* [TASK OBJECTIVE]: The data below must be copied in full and without any change.

::::::::::

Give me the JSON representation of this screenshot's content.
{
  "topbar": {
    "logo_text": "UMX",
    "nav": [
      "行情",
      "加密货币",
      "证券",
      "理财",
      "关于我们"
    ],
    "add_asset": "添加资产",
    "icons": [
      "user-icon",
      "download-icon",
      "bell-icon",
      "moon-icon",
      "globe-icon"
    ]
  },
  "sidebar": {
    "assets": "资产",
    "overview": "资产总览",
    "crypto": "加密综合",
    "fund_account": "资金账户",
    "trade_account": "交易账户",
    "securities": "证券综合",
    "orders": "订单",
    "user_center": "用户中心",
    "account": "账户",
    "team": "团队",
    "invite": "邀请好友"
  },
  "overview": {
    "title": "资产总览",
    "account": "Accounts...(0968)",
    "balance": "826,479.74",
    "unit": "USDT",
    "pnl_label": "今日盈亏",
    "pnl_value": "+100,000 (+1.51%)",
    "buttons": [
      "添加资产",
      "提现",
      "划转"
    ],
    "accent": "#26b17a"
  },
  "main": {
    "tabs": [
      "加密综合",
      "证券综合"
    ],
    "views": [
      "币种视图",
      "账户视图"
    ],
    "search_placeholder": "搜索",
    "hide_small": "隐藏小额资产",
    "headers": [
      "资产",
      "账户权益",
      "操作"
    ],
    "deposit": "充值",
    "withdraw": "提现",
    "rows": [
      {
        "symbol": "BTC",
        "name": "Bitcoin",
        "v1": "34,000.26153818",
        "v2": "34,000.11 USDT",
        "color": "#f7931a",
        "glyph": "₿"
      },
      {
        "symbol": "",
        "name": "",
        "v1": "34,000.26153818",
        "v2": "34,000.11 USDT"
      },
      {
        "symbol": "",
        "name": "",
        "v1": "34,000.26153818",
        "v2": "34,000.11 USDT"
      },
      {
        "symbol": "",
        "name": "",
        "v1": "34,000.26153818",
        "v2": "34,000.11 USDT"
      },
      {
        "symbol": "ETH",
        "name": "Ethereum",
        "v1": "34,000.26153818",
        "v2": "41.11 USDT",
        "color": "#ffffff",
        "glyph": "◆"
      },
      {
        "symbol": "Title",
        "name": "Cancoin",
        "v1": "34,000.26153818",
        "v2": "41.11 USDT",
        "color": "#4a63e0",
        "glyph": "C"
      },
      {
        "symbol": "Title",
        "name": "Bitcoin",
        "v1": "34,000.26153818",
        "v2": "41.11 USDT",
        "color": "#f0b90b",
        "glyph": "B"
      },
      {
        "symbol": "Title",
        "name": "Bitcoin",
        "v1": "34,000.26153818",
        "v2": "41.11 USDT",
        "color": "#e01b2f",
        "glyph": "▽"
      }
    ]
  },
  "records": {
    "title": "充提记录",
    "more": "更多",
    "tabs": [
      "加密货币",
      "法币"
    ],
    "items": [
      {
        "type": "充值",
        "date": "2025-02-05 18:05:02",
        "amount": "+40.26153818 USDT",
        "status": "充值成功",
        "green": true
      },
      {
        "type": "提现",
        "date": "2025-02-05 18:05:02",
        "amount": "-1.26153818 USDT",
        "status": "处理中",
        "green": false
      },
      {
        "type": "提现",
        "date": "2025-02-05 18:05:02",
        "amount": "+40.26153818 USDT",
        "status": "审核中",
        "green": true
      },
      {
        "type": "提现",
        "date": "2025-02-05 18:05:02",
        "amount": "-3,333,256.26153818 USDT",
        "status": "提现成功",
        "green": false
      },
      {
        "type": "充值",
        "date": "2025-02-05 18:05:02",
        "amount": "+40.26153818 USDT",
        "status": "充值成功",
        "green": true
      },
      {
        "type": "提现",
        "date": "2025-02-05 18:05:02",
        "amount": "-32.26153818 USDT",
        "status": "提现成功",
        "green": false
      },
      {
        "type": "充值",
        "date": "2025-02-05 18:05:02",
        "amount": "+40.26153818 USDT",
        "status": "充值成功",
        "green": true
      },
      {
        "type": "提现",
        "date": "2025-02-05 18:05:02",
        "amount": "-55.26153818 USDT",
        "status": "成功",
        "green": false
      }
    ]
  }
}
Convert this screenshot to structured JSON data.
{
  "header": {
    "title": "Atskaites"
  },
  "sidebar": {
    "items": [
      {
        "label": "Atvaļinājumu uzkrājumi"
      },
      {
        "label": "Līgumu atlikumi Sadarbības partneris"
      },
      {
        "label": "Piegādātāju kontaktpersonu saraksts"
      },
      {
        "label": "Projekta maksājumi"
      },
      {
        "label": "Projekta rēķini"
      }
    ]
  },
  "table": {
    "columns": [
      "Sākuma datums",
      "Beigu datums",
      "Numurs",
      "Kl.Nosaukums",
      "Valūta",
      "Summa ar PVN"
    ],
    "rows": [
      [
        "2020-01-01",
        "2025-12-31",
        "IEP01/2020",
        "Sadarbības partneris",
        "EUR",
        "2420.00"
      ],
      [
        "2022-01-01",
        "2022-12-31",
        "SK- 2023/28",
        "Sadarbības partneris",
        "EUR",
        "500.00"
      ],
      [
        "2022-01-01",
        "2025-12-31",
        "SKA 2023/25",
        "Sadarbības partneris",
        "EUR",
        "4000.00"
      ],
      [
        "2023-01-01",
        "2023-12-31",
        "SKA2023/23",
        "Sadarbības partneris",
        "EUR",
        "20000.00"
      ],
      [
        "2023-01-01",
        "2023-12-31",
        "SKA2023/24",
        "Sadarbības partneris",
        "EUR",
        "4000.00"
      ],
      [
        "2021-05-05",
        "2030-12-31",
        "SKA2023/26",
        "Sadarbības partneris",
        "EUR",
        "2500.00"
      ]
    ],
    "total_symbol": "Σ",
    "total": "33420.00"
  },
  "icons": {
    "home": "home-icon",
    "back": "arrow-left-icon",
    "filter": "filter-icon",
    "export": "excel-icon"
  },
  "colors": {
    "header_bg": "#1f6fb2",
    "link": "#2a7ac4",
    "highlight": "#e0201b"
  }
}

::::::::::

* [ANSWER BOX]:
Give me the JSON representation of this screenshot's content.
{
  "topbar": {
    "logo_text": "UMX",
    "nav": [
      "行情",
      "加密货币",
      "证券",
      "理财",
      "关于我们"
    ],
    "add_asset": "添加资产",
    "icons": [
      "user-icon",
      "download-icon",
      "bell-icon",
      "moon-icon",
      "globe-icon"
    ]
  },
  "sidebar": {
    "assets": "资产",
    "overview": "资产总览",
    "crypto": "加密综合",
    "fund_account": "资金账户",
    "trade_account": "交易账户",
    "securities": "证券综合",
    "orders": "订单",
    "user_center": "用户中心",
    "account": "账户",
    "team": "团队",
    "invite": "邀请好友"
  },
  "overview": {
    "title": "资产总览",
    "account": "Accounts...(0968)",
    "balance": "826,479.74",
    "unit": "USDT",
    "pnl_label": "今日盈亏",
    "pnl_value": "+100,000 (+1.51%)",
    "buttons": [
      "添加资产",
      "提现",
      "划转"
    ],
    "accent": "#26b17a"
  },
  "main": {
    "tabs": [
      "加密综合",
      "证券综合"
    ],
    "views": [
      "币种视图",
      "账户视图"
    ],
    "search_placeholder": "搜索",
    "hide_small": "隐藏小额资产",
    "headers": [
      "资产",
      "账户权益",
      "操作"
    ],
    "deposit": "充值",
    "withdraw": "提现",
    "rows": [
      {
        "symbol": "BTC",
        "name": "Bitcoin",
        "v1": "34,000.26153818",
        "v2": "34,000.11 USDT",
        "color": "#f7931a",
        "glyph": "₿"
      },
      {
        "symbol": "",
        "name": "",
        "v1": "34,000.26153818",
        "v2": "34,000.11 USDT"
      },
      {
        "symbol": "",
        "name": "",
        "v1": "34,000.26153818",
        "v2": "34,000.11 USDT"
      },
      {
        "symbol": "",
        "name": "",
        "v1": "34,000.26153818",
        "v2": "34,000.11 USDT"
      },
      {
        "symbol": "ETH",
        "name": "Ethereum",
        "v1": "34,000.26153818",
        "v2": "41.11 USDT",
        "color": "#ffffff",
        "glyph": "◆"
      },
      {
        "symbol": "Title",
        "name": "Cancoin",
        "v1": "34,000.26153818",
        "v2": "41.11 USDT",
        "color": "#4a63e0",
        "glyph": "C"
      },
      {
        "symbol": "Title",
        "name": "Bitcoin",
        "v1": "34,000.26153818",
        "v2": "41.11 USDT",
        "color": "#f0b90b",
        "glyph": "B"
      },
      {
        "symbol": "Title",
        "name": "Bitcoin",
        "v1": "34,000.26153818",
        "v2": "41.11 USDT",
        "color": "#e01b2f",
        "glyph": "▽"
      }
    ]
  },
  "records": {
    "title": "充提记录",
    "more": "更多",
    "tabs": [
      "加密货币",
      "法币"
    ],
    "items": [
      {
        "type": "充值",
        "date": "2025-02-05 18:05:02",
        "amount": "+40.26153818 USDT",
        "status": "充值成功",
        "green": true
      },
      {
        "type": "提现",
        "date": "2025-02-05 18:05:02",
        "amount": "-1.26153818 USDT",
        "status": "处理中",
        "green": false
      },
      {
        "type": "提现",
        "date": "2025-02-05 18:05:02",
        "amount": "+40.26153818 USDT",
        "status": "审核中",
        "green": true
      },
      {
        "type": "提现",
        "date": "2025-02-05 18:05:02",
        "amount": "-3,333,256.26153818 USDT",
        "status": "提现成功",
        "green": false
      },
      {
        "type": "充值",
        "date": "2025-02-05 18:05:02",
        "amount": "+40.26153818 USDT",
        "status": "充值成功",
        "green": true
      },
      {
        "type": "提现",
        "date": "2025-02-05 18:05:02",
        "amount": "-32.26153818 USDT",
        "status": "提现成功",
        "green": false
      },
      {
        "type": "充值",
        "date": "2025-02-05 18:05:02",
        "amount": "+40.26153818 USDT",
        "status": "充值成功",
        "green": true
      },
      {
        "type": "提现",
        "date": "2025-02-05 18:05:02",
        "amount": "-55.26153818 USDT",
        "status": "成功",
        "green": false
      }
    ]
  }
}
Convert this screenshot to structured JSON data.
{
  "header": {
    "title": "Atskaites"
  },
  "sidebar": {
    "items": [
      {
        "label": "Atvaļinājumu uzkrājumi"
      },
      {
        "label": "Līgumu atlikumi Sadarbības partneris"
      },
      {
        "label": "Piegādātāju kontaktpersonu saraksts"
      },
      {
        "label": "Projekta maksājumi"
      },
      {
        "label": "Projekta rēķini"
      }
    ]
  },
  "table": {
    "columns": [
      "Sākuma datums",
      "Beigu datums",
      "Numurs",
      "Kl.Nosaukums",
      "Valūta",
      "Summa ar PVN"
    ],
    "rows": [
      [
        "2020-01-01",
        "2025-12-31",
        "IEP01/2020",
        "Sadarbības partneris",
        "EUR",
        "2420.00"
      ],
      [
        "2022-01-01",
        "2022-12-31",
        "SK- 2023/28",
        "Sadarbības partneris",
        "EUR",
        "500.00"
      ],
      [
        "2022-01-01",
        "2025-12-31",
        "SKA 2023/25",
        "Sadarbības partneris",
        "EUR",
        "4000.00"
      ],
      [
        "2023-01-01",
        "2023-12-31",
        "SKA2023/23",
        "Sadarbības partneris",
        "EUR",
        "20000.00"
      ],
      [
        "2023-01-01",
        "2023-12-31",
        "SKA2023/24",
        "Sadarbības partneris",
        "EUR",
        "4000.00"
      ],
      [
        "2021-05-05",
        "2030-12-31",
        "SKA2023/26",
        "Sadarbības partneris",
        "EUR",
        "2500.00"
      ]
    ],
    "total_symbol": "Σ",
    "total": "33420.00"
  },
  "icons": {
    "home": "home-icon",
    "back": "arrow-left-icon",
    "filter": "filter-icon",
    "export": "excel-icon"
  },
  "colors": {
    "header_bg": "#1f6fb2",
    "link": "#2a7ac4",
    "highlight": "#e0201b"
  }
}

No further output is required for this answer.